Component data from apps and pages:

────────────────

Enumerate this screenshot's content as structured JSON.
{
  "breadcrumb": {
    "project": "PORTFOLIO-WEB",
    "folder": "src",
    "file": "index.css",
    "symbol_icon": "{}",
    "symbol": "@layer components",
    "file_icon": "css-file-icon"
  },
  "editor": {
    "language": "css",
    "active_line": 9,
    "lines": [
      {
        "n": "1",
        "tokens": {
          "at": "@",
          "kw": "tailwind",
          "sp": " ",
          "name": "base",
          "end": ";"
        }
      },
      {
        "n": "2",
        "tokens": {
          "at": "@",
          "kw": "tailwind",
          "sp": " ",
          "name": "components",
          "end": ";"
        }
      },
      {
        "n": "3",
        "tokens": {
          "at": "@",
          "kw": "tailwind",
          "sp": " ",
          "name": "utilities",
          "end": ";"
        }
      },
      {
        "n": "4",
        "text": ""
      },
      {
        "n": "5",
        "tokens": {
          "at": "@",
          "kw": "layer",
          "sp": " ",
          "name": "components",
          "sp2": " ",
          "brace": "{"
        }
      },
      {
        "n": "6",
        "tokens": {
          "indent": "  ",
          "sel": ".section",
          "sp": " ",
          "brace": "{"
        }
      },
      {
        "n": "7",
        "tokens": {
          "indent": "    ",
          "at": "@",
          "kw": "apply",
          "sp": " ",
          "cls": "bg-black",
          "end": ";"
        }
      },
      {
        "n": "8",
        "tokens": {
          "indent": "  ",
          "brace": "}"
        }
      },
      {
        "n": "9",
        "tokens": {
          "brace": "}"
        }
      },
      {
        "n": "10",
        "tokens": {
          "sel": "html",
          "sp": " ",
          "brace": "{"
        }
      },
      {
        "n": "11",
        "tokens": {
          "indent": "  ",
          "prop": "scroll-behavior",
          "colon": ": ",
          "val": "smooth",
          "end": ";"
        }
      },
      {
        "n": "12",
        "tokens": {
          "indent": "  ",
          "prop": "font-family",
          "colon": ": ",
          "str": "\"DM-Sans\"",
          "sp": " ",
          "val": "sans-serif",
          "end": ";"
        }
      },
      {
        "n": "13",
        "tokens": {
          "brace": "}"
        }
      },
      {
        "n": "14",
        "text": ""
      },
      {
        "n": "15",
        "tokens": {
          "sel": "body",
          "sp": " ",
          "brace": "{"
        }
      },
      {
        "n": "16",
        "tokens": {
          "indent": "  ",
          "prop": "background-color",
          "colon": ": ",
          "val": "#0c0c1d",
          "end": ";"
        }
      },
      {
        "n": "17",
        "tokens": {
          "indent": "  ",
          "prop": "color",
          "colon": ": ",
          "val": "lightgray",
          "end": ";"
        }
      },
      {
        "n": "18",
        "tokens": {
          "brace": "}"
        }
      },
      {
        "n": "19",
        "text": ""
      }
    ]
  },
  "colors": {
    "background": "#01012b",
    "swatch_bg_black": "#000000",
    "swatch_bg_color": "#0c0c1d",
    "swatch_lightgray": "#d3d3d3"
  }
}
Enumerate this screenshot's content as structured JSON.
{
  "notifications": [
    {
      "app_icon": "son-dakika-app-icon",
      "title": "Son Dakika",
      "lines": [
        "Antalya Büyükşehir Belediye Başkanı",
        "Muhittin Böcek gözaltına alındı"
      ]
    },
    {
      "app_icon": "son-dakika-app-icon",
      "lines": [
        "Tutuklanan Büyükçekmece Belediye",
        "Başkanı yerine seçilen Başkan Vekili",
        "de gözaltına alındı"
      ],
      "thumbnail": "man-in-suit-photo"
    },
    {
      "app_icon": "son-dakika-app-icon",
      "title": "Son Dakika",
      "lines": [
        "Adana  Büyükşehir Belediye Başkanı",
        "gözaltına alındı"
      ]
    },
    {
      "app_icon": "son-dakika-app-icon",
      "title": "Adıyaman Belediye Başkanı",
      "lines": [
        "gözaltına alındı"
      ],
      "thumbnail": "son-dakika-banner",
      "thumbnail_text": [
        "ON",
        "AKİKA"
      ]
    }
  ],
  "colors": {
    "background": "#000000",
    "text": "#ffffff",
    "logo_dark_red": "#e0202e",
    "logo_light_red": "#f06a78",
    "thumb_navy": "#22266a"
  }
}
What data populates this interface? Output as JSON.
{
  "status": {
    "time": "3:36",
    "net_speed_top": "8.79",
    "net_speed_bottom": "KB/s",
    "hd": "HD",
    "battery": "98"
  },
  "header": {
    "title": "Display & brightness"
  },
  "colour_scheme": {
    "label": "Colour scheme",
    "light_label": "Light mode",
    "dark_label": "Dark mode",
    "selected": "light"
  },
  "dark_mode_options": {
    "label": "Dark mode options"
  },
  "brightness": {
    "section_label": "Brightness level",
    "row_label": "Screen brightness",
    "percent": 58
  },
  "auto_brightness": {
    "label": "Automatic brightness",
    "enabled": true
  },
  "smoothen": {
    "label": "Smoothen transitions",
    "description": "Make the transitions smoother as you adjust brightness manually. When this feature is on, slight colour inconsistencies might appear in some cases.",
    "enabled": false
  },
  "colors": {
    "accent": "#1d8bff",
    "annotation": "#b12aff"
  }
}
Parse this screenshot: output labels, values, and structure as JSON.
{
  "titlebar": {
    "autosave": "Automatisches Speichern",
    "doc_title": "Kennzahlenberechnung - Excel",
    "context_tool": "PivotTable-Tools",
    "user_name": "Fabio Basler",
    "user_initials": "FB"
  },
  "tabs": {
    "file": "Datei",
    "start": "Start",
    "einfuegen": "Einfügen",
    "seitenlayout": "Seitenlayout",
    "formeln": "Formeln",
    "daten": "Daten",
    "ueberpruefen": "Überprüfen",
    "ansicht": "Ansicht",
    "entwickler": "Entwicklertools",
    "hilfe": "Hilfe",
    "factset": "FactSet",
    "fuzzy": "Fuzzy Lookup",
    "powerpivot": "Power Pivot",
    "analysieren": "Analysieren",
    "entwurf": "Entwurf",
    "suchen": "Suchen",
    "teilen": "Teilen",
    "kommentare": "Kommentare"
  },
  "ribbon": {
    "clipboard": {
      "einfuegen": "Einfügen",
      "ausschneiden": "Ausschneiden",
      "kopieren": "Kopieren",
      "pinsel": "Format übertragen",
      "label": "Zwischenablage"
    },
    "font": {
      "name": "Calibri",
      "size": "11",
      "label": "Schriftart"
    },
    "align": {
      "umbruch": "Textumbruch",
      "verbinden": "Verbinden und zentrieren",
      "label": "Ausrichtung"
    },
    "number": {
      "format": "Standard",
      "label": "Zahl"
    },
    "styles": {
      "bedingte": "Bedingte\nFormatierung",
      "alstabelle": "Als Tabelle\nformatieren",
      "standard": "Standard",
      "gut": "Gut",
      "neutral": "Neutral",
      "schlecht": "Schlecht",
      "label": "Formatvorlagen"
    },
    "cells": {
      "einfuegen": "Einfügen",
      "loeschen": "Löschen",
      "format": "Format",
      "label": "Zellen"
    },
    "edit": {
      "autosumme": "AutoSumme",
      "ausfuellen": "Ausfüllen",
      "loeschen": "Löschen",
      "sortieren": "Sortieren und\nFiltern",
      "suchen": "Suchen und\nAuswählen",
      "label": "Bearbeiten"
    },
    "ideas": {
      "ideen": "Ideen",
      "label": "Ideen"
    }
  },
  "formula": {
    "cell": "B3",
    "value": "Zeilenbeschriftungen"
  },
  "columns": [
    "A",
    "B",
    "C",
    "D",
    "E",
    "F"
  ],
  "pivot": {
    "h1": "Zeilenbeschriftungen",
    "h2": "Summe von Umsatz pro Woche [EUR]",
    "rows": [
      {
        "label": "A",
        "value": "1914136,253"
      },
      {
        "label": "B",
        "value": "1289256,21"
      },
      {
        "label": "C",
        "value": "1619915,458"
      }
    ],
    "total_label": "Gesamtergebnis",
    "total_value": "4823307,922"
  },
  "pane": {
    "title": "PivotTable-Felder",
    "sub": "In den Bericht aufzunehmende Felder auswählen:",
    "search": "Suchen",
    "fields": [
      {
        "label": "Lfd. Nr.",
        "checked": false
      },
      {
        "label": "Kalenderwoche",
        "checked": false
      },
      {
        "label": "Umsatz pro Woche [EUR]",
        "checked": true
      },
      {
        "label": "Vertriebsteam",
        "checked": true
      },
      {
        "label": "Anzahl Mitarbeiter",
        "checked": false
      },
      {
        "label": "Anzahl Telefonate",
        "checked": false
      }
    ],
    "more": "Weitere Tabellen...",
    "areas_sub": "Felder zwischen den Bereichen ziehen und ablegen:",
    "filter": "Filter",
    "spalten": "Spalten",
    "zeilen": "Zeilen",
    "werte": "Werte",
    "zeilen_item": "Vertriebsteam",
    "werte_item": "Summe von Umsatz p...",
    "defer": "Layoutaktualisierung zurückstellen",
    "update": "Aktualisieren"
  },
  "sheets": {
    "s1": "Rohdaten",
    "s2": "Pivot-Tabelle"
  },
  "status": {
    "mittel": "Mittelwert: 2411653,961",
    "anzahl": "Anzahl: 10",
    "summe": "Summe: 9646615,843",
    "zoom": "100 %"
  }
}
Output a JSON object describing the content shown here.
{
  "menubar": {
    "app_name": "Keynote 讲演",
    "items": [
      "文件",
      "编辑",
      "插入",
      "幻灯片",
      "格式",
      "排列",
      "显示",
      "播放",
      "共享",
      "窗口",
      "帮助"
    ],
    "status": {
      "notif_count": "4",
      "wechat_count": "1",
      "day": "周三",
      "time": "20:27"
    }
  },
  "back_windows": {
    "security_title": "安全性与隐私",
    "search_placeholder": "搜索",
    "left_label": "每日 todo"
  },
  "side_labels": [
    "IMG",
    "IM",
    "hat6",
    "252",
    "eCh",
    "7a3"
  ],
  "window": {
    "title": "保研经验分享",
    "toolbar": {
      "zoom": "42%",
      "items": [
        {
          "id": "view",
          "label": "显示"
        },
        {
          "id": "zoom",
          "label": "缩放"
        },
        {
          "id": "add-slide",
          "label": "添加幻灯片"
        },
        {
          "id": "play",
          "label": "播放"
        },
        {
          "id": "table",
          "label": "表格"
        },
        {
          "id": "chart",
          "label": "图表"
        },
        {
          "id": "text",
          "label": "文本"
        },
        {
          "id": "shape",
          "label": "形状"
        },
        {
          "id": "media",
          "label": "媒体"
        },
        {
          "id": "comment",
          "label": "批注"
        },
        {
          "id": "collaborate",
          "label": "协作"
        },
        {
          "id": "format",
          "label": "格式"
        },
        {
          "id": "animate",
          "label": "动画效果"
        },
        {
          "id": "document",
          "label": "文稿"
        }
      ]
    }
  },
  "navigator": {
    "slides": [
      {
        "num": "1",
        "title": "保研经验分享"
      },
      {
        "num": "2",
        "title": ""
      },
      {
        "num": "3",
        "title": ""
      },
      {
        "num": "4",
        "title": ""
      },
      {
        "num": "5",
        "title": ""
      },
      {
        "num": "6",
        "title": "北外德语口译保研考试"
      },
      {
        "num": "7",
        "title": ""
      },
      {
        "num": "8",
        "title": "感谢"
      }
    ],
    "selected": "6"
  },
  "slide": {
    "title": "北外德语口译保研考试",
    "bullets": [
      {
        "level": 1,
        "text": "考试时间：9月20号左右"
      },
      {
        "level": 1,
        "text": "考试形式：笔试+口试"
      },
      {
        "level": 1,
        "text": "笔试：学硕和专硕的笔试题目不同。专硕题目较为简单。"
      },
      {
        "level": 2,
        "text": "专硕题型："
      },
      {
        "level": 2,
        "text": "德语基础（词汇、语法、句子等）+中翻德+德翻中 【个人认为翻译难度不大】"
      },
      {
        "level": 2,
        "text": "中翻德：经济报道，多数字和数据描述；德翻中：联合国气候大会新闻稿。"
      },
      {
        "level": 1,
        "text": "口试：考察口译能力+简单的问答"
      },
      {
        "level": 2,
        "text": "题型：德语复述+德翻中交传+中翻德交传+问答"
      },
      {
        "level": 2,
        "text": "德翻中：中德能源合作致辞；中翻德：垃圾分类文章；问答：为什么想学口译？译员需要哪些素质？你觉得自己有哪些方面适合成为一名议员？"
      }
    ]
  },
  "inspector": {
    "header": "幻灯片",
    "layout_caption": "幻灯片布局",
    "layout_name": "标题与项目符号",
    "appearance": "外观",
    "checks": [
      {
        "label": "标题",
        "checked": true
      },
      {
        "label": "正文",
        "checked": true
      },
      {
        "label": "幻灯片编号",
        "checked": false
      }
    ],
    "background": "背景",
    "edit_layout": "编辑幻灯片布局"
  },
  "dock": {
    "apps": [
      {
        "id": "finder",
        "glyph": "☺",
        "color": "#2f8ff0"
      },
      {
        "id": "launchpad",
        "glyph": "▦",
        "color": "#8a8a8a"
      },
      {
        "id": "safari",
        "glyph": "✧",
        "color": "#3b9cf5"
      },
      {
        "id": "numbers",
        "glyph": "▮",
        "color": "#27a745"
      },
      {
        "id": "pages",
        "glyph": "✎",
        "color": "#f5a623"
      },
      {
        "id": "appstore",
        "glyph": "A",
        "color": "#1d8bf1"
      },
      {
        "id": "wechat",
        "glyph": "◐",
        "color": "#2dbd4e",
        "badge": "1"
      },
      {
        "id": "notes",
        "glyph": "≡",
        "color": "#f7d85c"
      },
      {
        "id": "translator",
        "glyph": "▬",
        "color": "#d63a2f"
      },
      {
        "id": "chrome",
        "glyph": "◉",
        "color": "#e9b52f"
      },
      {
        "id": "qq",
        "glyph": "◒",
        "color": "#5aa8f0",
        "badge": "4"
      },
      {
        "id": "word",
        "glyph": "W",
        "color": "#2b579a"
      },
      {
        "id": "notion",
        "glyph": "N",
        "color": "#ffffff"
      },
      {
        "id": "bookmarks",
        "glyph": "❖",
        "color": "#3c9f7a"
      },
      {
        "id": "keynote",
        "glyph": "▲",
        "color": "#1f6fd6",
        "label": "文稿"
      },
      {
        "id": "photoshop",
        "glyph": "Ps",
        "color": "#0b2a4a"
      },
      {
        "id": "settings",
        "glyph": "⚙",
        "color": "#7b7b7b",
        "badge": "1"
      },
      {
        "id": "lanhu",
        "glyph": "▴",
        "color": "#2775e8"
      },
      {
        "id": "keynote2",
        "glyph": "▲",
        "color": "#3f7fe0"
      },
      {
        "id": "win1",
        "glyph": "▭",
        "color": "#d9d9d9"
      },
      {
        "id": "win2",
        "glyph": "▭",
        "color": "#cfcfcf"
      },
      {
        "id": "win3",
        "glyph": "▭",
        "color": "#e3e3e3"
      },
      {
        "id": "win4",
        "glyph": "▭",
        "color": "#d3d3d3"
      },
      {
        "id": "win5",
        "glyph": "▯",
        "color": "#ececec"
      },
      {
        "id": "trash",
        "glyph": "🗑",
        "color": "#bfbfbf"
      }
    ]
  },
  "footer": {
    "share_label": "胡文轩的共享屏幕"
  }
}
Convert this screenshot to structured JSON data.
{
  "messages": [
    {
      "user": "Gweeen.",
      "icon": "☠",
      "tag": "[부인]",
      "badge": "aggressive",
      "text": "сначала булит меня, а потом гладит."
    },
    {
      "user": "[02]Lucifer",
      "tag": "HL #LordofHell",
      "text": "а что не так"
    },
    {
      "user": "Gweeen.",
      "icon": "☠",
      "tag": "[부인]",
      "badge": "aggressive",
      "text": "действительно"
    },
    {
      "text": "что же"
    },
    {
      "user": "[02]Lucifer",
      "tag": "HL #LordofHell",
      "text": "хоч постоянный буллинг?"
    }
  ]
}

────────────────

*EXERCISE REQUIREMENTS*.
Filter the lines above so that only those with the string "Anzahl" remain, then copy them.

*RESULT*.
        "label": "Anzahl Mitarbeiter",
        "label": "Anzahl Telefonate",
    "anzahl": "Anzahl: 10",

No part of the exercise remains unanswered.